|Birth: ||Sep. 14, 1838|
|Death: ||Jun. 28, 1898|
Consul General. He was educated at King's College, London, and matriculated at London University in 1852. He was appointed a student interpreter in China in 1855, being attached to the Superintendency of Trade at Hongkong. He was present at the first bombardment of Canton, and was attached to Admiral Sir M Seymour until the capture of Canton, for which service he received the China medal with Canton clasp. When it was determined to send the bloodthirsty Commissioner Yeh in exile to Calcutta, he was chosen to accompany him, and remained with the prisoner until Yeh's death. Much of his peculiar and recondite knowledge of Chinese philosophy was gained from his conversations with Yeh during his captivity. On his return to China he was first attached to Sir Frederick Bruce's mission, and was successively interpreter at Canton, Amoy, and Swatow, having plenty of experience of fighting against piratical villages while he was attached to the Swatow Consulate. He was appointed interpreter at Shanghai in 1861, and accompanied the Ever Victorious Army under Gordon and his predecessors in several of its engagements with the rebels. In August 1862 he was lent to the Chinese Government to assist in the reorganisation of the Sungkiangforce. He was one of the organisers of the Mixed Court here, and was successively in charge of the Consulates at Chefoo, Swatow, Shanghai, Ningpo, Amoy, Ichang, and Hankow. In 1885 he was acting Consul-General at Shanghai, and was then transferred to Canton, where he was made Consul General. In the distribution of Birthday Honours in 1892 he was made a K.C.M.G., and in November 1892 he retired on a pension after more than thirty-seven years' invaluable service. His wife was a very well-known and very amiable and popular Shanghai lady, Miss Laura Macgowan. He was one of the cleverest and ablest men in the Consular service; with strong opinions of his own, and absolutely ignorant of fear. He was much too original, too decided, too anti-Chinese, to please Sir Thomas Wade, and he would have got on better if he had been more ready to fall in with his chief`s views; but his experience generally, and especially his long and intimate companionship with Yeh, had shown him what the Chinese mandarin is in his heart; and he could not be imposed upon by them as his simpler and more soft-hearted chief was. His friends knew that with all his occasional bitterness he had a heart of pure gold, and would take any amount of trouble to help people who were really in trouble. He had no patience with shams and pretensions; he saw through them directly, and the man had to get up early who proposed to get round "the Buster," as he was affectionately termed It was worth a great deal to spend an evening with "the Buster," who would be smoking two cheroots at once, and the Dean, and hear them discuss men and things, with an incessant flow of wit and humour. It was Alabaster who turned Trinity Church here into a Cathedral and his friend the Chaplain, Mr. Butcher, into a Dean. He had no authority to do it beyond the public approval, but he did it. Socially, he was very popular, and this popularity was enhanced by the respect that even those who were not his personal friends had for his spirited performance of his Consular duties. He was one of the founders and leading spirits of the Beefsteak Club and the original Debating Society, and one of the founders and warmest supporters of the Amateur Dramatic Club.

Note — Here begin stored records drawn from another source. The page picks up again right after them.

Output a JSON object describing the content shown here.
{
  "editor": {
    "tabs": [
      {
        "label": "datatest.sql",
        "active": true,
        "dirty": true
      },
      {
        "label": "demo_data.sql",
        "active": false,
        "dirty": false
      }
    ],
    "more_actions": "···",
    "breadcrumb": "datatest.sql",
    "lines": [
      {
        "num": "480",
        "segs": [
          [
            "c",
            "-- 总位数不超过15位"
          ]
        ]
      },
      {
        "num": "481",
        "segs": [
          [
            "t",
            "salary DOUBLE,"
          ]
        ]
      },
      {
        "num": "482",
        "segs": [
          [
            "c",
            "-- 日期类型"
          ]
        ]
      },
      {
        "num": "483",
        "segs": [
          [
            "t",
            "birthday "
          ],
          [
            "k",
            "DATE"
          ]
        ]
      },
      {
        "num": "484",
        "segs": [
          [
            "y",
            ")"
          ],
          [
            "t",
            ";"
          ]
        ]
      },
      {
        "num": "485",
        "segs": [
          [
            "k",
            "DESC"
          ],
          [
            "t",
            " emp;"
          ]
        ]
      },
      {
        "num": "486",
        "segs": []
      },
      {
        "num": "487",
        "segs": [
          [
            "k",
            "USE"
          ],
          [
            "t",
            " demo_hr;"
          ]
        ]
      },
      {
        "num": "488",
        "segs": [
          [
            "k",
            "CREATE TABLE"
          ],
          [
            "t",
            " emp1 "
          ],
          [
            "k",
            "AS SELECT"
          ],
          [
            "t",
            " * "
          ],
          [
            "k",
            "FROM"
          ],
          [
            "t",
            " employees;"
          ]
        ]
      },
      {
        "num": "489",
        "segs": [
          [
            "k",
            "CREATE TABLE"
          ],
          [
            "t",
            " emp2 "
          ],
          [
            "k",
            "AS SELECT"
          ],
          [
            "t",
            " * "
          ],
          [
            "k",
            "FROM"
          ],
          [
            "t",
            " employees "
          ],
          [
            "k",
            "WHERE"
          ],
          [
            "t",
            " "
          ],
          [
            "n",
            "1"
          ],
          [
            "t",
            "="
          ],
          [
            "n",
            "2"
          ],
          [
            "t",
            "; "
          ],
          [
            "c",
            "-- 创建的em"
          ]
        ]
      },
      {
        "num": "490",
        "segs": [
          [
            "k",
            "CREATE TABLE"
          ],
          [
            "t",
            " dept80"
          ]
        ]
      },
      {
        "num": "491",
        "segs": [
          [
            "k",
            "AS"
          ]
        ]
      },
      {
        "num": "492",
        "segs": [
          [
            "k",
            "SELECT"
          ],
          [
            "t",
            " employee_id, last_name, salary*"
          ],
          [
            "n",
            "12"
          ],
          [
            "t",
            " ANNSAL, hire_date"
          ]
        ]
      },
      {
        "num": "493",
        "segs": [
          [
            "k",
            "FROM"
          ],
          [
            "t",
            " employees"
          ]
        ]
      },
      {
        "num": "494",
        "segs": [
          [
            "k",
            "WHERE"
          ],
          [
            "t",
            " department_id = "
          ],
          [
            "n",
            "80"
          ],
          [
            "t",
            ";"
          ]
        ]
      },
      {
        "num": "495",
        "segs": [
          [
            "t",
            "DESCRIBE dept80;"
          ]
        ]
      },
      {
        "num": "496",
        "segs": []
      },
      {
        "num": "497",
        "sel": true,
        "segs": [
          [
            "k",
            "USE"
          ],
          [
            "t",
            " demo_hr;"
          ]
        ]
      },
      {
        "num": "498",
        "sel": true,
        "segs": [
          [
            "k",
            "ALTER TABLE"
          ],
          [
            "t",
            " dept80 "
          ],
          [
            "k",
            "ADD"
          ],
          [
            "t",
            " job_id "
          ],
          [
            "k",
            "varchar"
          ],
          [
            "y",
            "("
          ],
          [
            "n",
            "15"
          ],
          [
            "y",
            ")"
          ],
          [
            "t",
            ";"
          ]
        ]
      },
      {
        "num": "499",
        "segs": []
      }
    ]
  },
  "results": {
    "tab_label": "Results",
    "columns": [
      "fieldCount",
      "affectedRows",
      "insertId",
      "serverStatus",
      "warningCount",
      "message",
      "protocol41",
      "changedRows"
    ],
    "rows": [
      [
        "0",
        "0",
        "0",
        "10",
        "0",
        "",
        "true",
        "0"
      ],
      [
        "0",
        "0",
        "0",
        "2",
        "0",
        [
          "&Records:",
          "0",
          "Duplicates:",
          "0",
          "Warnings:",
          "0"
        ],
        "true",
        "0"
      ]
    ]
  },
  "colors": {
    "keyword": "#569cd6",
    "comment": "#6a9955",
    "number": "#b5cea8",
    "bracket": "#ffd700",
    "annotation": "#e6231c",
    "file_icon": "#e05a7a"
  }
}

- Extract from the North-China Herald, July 11, 1898.
Laura Abbie MacGowan Alabaster (1847 - 1924)
Rupert Cecil Alabaster (1878 - 1919)*
Rupert Cecil Alabaster (1878 - 1919)*
Bournemouth Unitary Authority
Created by: julia&keld
Record added: Aug 08, 2010
Find A Grave Memorial# 56807366
in remembrance, on behalf of Alabaster Society|
Added: Mar. 20, 2011
Added: Mar. 3, 2011